## [Brief]
Go through the data below and count every line that has the word "database". Return only the count.

## [Source information]

▽

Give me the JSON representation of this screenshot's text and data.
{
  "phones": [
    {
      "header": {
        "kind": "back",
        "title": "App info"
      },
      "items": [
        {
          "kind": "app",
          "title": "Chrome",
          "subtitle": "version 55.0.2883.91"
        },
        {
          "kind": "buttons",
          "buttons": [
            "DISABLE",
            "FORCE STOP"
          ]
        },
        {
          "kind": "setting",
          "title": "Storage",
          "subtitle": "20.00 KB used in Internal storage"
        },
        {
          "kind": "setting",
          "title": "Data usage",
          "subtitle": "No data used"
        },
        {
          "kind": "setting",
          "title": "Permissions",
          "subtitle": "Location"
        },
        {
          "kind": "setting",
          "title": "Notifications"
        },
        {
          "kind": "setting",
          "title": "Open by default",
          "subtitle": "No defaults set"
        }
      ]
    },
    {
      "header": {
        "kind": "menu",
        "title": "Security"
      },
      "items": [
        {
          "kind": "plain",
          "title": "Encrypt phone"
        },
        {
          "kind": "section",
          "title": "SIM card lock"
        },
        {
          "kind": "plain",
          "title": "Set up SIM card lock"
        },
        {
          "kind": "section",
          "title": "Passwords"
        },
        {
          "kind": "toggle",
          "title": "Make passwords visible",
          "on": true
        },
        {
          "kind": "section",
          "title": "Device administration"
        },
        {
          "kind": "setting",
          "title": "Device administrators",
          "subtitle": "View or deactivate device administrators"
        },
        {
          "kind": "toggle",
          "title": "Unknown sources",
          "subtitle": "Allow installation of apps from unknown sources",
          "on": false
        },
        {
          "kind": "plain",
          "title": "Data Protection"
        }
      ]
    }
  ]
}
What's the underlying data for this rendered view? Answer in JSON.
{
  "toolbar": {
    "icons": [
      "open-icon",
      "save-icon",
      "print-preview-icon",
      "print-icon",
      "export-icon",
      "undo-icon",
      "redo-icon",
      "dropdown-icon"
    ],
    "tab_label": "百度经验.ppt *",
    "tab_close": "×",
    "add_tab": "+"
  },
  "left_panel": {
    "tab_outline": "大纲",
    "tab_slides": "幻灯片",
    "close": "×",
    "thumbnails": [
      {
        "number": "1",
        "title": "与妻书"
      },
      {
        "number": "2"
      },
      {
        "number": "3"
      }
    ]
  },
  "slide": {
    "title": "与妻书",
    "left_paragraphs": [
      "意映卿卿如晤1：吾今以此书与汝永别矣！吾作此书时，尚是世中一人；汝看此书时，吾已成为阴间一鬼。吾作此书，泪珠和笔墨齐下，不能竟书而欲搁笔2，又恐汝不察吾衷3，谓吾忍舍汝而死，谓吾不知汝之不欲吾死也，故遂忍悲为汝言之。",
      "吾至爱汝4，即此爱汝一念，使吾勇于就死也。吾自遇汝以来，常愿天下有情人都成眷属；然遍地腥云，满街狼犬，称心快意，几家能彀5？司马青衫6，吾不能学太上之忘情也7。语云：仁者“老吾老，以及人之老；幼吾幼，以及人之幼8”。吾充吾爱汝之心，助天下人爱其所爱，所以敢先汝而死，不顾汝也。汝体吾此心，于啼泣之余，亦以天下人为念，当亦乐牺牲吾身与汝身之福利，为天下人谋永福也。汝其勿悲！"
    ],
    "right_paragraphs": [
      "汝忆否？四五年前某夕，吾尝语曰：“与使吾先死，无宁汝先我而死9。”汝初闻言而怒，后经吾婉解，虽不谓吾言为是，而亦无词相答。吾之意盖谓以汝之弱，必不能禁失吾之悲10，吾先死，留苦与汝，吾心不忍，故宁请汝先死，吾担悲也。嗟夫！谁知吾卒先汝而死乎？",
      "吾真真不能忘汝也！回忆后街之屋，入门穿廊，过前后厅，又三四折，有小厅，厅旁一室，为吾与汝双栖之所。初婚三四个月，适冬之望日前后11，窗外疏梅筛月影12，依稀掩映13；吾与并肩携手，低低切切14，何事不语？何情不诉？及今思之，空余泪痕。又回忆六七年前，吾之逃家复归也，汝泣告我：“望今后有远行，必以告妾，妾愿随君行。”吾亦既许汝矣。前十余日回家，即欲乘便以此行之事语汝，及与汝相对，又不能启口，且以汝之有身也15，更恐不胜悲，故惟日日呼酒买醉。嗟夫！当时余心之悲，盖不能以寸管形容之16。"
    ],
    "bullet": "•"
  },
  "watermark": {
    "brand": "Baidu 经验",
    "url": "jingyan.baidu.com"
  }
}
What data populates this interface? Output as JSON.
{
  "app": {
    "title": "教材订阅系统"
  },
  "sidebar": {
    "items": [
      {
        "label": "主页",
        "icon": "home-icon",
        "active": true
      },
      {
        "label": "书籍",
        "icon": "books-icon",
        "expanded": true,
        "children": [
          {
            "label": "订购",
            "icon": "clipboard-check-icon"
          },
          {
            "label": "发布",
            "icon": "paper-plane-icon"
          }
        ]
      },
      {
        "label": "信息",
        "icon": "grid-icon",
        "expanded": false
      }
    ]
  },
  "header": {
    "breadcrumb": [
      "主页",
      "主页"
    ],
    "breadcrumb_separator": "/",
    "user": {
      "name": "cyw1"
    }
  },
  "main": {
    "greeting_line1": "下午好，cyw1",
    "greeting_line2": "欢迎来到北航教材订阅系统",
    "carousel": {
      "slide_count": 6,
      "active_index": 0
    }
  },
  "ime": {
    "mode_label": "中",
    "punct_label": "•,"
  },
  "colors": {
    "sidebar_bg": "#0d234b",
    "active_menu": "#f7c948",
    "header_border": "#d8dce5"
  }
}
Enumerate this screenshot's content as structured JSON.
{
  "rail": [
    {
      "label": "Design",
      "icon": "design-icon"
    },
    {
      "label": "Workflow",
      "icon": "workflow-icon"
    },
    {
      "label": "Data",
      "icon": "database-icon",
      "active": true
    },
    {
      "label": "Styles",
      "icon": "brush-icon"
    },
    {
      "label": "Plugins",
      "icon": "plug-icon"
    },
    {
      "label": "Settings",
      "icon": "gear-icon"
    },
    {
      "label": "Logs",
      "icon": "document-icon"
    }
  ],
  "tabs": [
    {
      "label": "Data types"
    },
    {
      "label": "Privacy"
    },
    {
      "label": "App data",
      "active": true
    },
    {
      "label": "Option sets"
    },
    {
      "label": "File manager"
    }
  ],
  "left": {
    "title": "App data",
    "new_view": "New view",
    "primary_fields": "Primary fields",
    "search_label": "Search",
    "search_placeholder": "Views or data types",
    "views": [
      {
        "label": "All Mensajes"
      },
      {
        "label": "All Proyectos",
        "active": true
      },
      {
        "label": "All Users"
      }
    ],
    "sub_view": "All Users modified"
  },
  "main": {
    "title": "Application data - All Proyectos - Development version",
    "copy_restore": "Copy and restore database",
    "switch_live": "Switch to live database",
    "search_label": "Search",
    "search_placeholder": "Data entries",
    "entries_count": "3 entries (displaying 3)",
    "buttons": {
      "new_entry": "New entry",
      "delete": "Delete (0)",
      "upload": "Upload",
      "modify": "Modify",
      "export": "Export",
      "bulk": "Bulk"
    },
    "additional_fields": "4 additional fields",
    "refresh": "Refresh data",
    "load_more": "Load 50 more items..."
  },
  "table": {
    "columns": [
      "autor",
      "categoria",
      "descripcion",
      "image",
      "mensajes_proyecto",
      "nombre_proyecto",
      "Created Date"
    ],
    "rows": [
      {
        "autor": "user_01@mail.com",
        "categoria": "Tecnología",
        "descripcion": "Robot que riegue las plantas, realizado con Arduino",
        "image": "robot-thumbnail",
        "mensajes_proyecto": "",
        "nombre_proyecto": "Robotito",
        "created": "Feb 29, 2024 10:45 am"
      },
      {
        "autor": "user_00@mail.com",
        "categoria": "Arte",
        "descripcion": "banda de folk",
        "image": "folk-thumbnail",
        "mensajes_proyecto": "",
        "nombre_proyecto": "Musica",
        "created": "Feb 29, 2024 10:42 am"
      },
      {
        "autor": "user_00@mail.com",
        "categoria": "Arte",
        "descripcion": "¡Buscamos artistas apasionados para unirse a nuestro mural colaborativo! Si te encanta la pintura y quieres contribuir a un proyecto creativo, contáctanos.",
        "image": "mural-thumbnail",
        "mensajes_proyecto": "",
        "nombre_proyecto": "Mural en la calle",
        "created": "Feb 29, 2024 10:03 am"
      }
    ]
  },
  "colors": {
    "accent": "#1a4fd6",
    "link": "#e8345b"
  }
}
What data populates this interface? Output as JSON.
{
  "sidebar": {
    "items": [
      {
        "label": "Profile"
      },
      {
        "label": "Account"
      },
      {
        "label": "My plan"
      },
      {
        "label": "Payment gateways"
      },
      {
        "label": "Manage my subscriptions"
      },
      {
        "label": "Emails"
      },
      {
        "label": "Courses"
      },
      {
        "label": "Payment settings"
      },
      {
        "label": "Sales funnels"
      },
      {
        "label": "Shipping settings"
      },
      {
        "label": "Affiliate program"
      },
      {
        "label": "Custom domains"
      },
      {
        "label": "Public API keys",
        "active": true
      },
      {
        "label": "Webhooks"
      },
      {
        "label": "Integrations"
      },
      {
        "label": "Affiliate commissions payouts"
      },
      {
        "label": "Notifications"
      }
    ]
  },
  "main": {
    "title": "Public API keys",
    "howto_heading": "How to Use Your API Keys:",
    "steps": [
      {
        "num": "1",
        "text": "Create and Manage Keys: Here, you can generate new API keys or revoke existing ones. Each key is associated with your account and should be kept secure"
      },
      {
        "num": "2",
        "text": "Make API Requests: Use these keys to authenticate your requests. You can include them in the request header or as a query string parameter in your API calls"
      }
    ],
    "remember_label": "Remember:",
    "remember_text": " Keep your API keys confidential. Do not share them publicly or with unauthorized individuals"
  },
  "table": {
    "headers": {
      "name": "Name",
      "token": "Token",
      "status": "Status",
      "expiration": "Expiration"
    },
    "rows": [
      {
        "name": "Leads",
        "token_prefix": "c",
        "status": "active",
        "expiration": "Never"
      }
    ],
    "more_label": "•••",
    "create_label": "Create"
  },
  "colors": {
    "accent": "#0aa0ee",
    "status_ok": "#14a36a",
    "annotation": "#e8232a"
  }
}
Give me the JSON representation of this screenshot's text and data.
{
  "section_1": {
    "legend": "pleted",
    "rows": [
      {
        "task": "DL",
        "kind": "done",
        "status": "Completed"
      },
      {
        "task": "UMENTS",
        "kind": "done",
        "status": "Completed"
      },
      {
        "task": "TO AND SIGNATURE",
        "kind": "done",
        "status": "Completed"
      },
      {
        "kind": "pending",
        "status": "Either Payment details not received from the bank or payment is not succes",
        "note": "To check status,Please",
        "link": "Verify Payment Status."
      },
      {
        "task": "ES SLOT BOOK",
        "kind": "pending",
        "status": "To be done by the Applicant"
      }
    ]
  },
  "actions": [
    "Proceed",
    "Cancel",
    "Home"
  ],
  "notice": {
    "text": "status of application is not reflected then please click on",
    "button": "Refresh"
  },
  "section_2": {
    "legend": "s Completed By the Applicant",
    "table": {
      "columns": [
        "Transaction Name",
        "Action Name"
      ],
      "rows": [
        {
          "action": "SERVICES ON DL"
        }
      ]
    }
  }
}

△

## [Response]
3